The investment snowballed from there. In 1990, enlisting the help of both family and Taiwanese investors, Sam managed to assemble a dozen hotels between Boston and Washington, D.C. He would later move to New York City in 1993. But he had a rough start after moving to the five boroughs, losing nearly all of his assets in the mid 1990s amid an economic recession.
“I wasn’t an expert,” he said. “I knew some things about the real estate industry, but that still happened.”
He said that he managed to bounce back using the failure as a learning experience. By the turn of the 21st century, Sam would turn things around, becoming the owner of 21 hotels across the nation in an operation known as the McSam Hotel Group.
The hotel developer, which is based out of Great Neck, has become one of the largest in New York City.

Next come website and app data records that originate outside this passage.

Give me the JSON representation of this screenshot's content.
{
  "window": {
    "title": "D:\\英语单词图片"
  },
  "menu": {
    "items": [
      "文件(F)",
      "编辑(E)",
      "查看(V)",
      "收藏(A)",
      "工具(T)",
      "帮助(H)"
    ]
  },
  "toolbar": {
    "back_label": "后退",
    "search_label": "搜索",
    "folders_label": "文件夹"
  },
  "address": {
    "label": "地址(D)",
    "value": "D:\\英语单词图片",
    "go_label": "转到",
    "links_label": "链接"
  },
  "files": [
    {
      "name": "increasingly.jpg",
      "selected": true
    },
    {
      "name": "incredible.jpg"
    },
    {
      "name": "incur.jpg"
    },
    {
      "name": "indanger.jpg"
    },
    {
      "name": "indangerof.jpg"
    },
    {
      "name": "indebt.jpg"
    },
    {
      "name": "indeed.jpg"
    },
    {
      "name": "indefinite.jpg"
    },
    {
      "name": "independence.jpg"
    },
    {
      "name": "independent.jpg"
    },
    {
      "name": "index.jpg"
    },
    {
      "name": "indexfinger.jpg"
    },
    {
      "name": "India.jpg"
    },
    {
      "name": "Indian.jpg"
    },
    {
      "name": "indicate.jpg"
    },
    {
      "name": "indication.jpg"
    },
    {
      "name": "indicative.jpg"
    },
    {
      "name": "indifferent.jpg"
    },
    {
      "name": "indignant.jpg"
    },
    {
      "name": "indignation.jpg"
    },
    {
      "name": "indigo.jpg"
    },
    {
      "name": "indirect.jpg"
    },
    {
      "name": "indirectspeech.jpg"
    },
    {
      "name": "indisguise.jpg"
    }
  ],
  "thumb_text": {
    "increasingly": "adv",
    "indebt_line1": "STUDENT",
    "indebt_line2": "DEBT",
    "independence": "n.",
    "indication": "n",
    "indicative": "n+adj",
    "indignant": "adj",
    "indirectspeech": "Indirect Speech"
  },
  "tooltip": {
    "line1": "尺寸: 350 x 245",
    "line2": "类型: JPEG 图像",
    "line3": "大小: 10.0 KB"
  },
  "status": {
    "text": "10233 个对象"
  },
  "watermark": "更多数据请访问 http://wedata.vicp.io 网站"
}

Most recently, Chang filed plans for a 172,640-square-foot hotel on a vacant lot at 140-146 West 24th St. in Manhattan and, late last year, announced plans to snag a vacant spot in Koreatown.
Over the years, Chang has earned a reputation for his ability to recall facts about the industry and his properties. With little effort, he can rattle off the number of hotels, the number of rooms in each and how much he paid for a particular parcel of land.
When it comes to comparing different markets across the nation, Chang said that he is most excited about New York.
“The Washington, D.C. area was alright, but New York City was a much better market,” he said. “That’s what brought me out here. It is just full of opportunity—lots and lots of opportunity for you to get into. It’s a bigger city. It was just better for me.”
Looking toward Flushing, Chang said that the developing Queens neighborhood was a jewel of the borough due to its diversity and activity.
“It’s such a unique area—especially when you compared what it is now to 10 years ago, it’s a totally different city,” he said.
He added that despite the numerous opportunities in New York City, he has been left with a conundrum.
Now—more than any other location—the city is drawing investors from around the world who are trying to turn a profit. He said that this has led to a rush of development in Flushing.
“I really think Flushing is overdeveloped,” he said. “I’d like to see it slow down. It’s not too fast, it’s just too much. I don’t think we need to see so many condos and commercial development in downtown Flushing.”
Reach reporter Trone Dowd by email at firstname.lastname@example.org or via phone at (718) 357-7400, ext. 123.